:: Records shown

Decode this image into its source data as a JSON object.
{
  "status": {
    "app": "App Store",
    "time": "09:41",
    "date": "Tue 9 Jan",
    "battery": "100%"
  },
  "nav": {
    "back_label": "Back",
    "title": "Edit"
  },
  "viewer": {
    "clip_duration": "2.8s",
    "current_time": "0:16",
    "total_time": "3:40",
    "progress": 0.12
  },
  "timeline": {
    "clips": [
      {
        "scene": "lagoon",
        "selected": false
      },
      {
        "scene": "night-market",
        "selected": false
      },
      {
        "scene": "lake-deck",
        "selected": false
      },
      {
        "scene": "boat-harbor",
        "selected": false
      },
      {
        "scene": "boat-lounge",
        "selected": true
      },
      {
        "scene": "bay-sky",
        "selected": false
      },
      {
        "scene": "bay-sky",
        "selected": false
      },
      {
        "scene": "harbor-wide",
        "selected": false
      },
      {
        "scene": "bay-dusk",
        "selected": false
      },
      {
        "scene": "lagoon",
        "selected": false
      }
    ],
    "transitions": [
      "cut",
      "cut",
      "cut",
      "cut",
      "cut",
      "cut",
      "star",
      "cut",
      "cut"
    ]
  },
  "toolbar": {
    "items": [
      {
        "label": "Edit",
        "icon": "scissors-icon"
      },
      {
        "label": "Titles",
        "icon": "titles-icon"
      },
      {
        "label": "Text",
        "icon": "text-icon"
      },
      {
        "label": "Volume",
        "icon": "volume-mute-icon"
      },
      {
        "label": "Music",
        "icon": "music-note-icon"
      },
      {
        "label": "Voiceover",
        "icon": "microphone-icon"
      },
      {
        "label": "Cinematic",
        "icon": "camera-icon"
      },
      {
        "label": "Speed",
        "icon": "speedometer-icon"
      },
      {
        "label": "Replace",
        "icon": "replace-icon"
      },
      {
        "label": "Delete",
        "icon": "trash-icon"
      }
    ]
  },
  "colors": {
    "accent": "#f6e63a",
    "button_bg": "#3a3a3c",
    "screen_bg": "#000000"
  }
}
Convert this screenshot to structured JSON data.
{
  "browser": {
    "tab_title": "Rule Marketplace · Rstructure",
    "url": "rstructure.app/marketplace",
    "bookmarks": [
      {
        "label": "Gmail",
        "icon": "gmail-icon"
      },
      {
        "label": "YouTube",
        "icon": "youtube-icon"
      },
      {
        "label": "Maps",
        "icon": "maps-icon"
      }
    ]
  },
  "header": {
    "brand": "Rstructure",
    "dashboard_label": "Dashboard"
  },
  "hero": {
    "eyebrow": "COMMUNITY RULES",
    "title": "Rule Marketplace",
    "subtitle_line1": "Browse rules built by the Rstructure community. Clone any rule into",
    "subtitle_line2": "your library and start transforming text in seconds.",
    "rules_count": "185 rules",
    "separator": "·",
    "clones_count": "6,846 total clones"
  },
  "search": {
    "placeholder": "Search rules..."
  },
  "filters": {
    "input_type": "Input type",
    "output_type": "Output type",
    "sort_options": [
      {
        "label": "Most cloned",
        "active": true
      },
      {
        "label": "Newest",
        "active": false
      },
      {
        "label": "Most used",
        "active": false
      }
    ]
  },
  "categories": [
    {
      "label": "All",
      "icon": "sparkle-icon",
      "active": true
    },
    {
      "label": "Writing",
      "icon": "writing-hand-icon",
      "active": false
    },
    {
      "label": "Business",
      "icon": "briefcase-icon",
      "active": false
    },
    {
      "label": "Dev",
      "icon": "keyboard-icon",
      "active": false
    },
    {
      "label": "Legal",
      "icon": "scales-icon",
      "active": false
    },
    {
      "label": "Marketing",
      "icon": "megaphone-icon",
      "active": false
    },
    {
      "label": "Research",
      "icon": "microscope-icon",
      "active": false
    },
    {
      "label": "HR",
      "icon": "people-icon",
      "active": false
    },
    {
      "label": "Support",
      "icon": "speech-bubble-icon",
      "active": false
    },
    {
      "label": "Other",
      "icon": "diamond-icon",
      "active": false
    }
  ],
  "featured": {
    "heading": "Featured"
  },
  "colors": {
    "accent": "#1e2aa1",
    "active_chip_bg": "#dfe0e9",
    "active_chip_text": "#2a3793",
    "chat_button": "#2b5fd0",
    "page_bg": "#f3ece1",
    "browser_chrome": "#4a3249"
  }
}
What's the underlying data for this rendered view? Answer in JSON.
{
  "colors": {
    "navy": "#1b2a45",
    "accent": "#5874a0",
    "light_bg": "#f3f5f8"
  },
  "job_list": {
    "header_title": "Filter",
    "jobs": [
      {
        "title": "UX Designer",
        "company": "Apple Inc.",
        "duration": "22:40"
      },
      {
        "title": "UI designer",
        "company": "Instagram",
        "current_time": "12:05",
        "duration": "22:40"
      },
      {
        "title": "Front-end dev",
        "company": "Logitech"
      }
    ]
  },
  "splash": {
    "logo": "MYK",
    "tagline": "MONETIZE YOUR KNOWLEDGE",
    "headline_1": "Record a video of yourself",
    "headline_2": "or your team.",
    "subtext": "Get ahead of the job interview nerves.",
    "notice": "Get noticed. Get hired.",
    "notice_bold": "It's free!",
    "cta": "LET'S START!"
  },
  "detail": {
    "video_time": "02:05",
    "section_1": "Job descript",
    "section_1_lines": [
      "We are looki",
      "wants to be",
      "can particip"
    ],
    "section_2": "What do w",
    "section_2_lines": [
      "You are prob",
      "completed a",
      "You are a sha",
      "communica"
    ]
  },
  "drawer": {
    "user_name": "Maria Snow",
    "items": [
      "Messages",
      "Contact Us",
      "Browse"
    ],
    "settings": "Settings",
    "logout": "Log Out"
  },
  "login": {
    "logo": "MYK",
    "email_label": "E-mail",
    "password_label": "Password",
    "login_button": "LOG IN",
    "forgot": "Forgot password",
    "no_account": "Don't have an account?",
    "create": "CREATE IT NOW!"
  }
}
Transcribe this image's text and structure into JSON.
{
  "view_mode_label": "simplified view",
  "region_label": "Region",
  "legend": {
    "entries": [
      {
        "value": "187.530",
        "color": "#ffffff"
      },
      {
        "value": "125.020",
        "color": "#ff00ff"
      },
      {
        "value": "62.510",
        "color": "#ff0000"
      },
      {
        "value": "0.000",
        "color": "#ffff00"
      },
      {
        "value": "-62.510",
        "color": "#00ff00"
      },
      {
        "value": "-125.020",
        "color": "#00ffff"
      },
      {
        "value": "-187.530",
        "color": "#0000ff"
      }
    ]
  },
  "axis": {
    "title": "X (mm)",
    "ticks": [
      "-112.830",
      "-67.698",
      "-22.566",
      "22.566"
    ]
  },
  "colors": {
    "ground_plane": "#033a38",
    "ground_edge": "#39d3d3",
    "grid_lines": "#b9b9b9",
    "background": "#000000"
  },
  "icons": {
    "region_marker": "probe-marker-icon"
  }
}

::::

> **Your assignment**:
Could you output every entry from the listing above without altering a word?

> **Output for this exercise**:
Decode this image into its source data as a JSON object.
{
  "status": {
    "app": "App Store",
    "time": "09:41",
    "date": "Tue 9 Jan",
    "battery": "100%"
  },
  "nav": {
    "back_label": "Back",
    "title": "Edit"
  },
  "viewer": {
    "clip_duration": "2.8s",
    "current_time": "0:16",
    "total_time": "3:40",
    "progress": 0.12
  },
  "timeline": {
    "clips": [
      {
        "scene": "lagoon",
        "selected": false
      },
      {
        "scene": "night-market",
        "selected": false
      },
      {
        "scene": "lake-deck",
        "selected": false
      },
      {
        "scene": "boat-harbor",
        "selected": false
      },
      {
        "scene": "boat-lounge",
        "selected": true
      },
      {
        "scene": "bay-sky",
        "selected": false
      },
      {
        "scene": "bay-sky",
        "selected": false
      },
      {
        "scene": "harbor-wide",
        "selected": false
      },
      {
        "scene": "bay-dusk",
        "selected": false
      },
      {
        "scene": "lagoon",
        "selected": false
      }
    ],
    "transitions": [
      "cut",
      "cut",
      "cut",
      "cut",
      "cut",
      "cut",
      "star",
      "cut",
      "cut"
    ]
  },
  "toolbar": {
    "items": [
      {
        "label": "Edit",
        "icon": "scissors-icon"
      },
      {
        "label": "Titles",
        "icon": "titles-icon"
      },
      {
        "label": "Text",
        "icon": "text-icon"
      },
      {
        "label": "Volume",
        "icon": "volume-mute-icon"
      },
      {
        "label": "Music",
        "icon": "music-note-icon"
      },
      {
        "label": "Voiceover",
        "icon": "microphone-icon"
      },
      {
        "label": "Cinematic",
        "icon": "camera-icon"
      },
      {
        "label": "Speed",
        "icon": "speedometer-icon"
      },
      {
        "label": "Replace",
        "icon": "replace-icon"
      },
      {
        "label": "Delete",
        "icon": "trash-icon"
      }
    ]
  },
  "colors": {
    "accent": "#f6e63a",
    "button_bg": "#3a3a3c",
    "screen_bg": "#000000"
  }
}
Convert this screenshot to structured JSON data.
{
  "browser": {
    "tab_title": "Rule Marketplace · Rstructure",
    "url": "rstructure.app/marketplace",
    "bookmarks": [
      {
        "label": "Gmail",
        "icon": "gmail-icon"
      },
      {
        "label": "YouTube",
        "icon": "youtube-icon"
      },
      {
        "label": "Maps",
        "icon": "maps-icon"
      }
    ]
  },
  "header": {
    "brand": "Rstructure",
    "dashboard_label": "Dashboard"
  },
  "hero": {
    "eyebrow": "COMMUNITY RULES",
    "title": "Rule Marketplace",
    "subtitle_line1": "Browse rules built by the Rstructure community. Clone any rule into",
    "subtitle_line2": "your library and start transforming text in seconds.",
    "rules_count": "185 rules",
    "separator": "·",
    "clones_count": "6,846 total clones"
  },
  "search": {
    "placeholder": "Search rules..."
  },
  "filters": {
    "input_type": "Input type",
    "output_type": "Output type",
    "sort_options": [
      {
        "label": "Most cloned",
        "active": true
      },
      {
        "label": "Newest",
        "active": false
      },
      {
        "label": "Most used",
        "active": false
      }
    ]
  },
  "categories": [
    {
      "label": "All",
      "icon": "sparkle-icon",
      "active": true
    },
    {
      "label": "Writing",
      "icon": "writing-hand-icon",
      "active": false
    },
    {
      "label": "Business",
      "icon": "briefcase-icon",
      "active": false
    },
    {
      "label": "Dev",
      "icon": "keyboard-icon",
      "active": false
    },
    {
      "label": "Legal",
      "icon": "scales-icon",
      "active": false
    },
    {
      "label": "Marketing",
      "icon": "megaphone-icon",
      "active": false
    },
    {
      "label": "Research",
      "icon": "microscope-icon",
      "active": false
    },
    {
      "label": "HR",
      "icon": "people-icon",
      "active": false
    },
    {
      "label": "Support",
      "icon": "speech-bubble-icon",
      "active": false
    },
    {
      "label": "Other",
      "icon": "diamond-icon",
      "active": false
    }
  ],
  "featured": {
    "heading": "Featured"
  },
  "colors": {
    "accent": "#1e2aa1",
    "active_chip_bg": "#dfe0e9",
    "active_chip_text": "#2a3793",
    "chat_button": "#2b5fd0",
    "page_bg": "#f3ece1",
    "browser_chrome": "#4a3249"
  }
}
What's the underlying data for this rendered view? Answer in JSON.
{
  "colors": {
    "navy": "#1b2a45",
    "accent": "#5874a0",
    "light_bg": "#f3f5f8"
  },
  "job_list": {
    "header_title": "Filter",
    "jobs": [
      {
        "title": "UX Designer",
        "company": "Apple Inc.",
        "duration": "22:40"
      },
      {
        "title": "UI designer",
        "company": "Instagram",
        "current_time": "12:05",
        "duration": "22:40"
      },
      {
        "title": "Front-end dev",
        "company": "Logitech"
      }
    ]
  },
  "splash": {
    "logo": "MYK",
    "tagline": "MONETIZE YOUR KNOWLEDGE",
    "headline_1": "Record a video of yourself",
    "headline_2": "or your team.",
    "subtext": "Get ahead of the job interview nerves.",
    "notice": "Get noticed. Get hired.",
    "notice_bold": "It's free!",
    "cta": "LET'S START!"
  },
  "detail": {
    "video_time": "02:05",
    "section_1": "Job descript",
    "section_1_lines": [
      "We are looki",
      "wants to be",
      "can particip"
    ],
    "section_2": "What do w",
    "section_2_lines": [
      "You are prob",
      "completed a",
      "You are a sha",
      "communica"
    ]
  },
  "drawer": {
    "user_name": "Maria Snow",
    "items": [
      "Messages",
      "Contact Us",
      "Browse"
    ],
    "settings": "Settings",
    "logout": "Log Out"
  },
  "login": {
    "logo": "MYK",
    "email_label": "E-mail",
    "password_label": "Password",
    "login_button": "LOG IN",
    "forgot": "Forgot password",
    "no_account": "Don't have an account?",
    "create": "CREATE IT NOW!"
  }
}
Transcribe this image's text and structure into JSON.
{
  "view_mode_label": "simplified view",
  "region_label": "Region",
  "legend": {
    "entries": [
      {
        "value": "187.530",
        "color": "#ffffff"
      },
      {
        "value": "125.020",
        "color": "#ff00ff"
      },
      {
        "value": "62.510",
        "color": "#ff0000"
      },
      {
        "value": "0.000",
        "color": "#ffff00"
      },
      {
        "value": "-62.510",
        "color": "#00ff00"
      },
      {
        "value": "-125.020",
        "color": "#00ffff"
      },
      {
        "value": "-187.530",
        "color": "#0000ff"
      }
    ]
  },
  "axis": {
    "title": "X (mm)",
    "ticks": [
      "-112.830",
      "-67.698",
      "-22.566",
      "22.566"
    ]
  },
  "colors": {
    "ground_plane": "#033a38",
    "ground_edge": "#39d3d3",
    "grid_lines": "#b9b9b9",
    "background": "#000000"
  },
  "icons": {
    "region_marker": "probe-marker-icon"
  }
}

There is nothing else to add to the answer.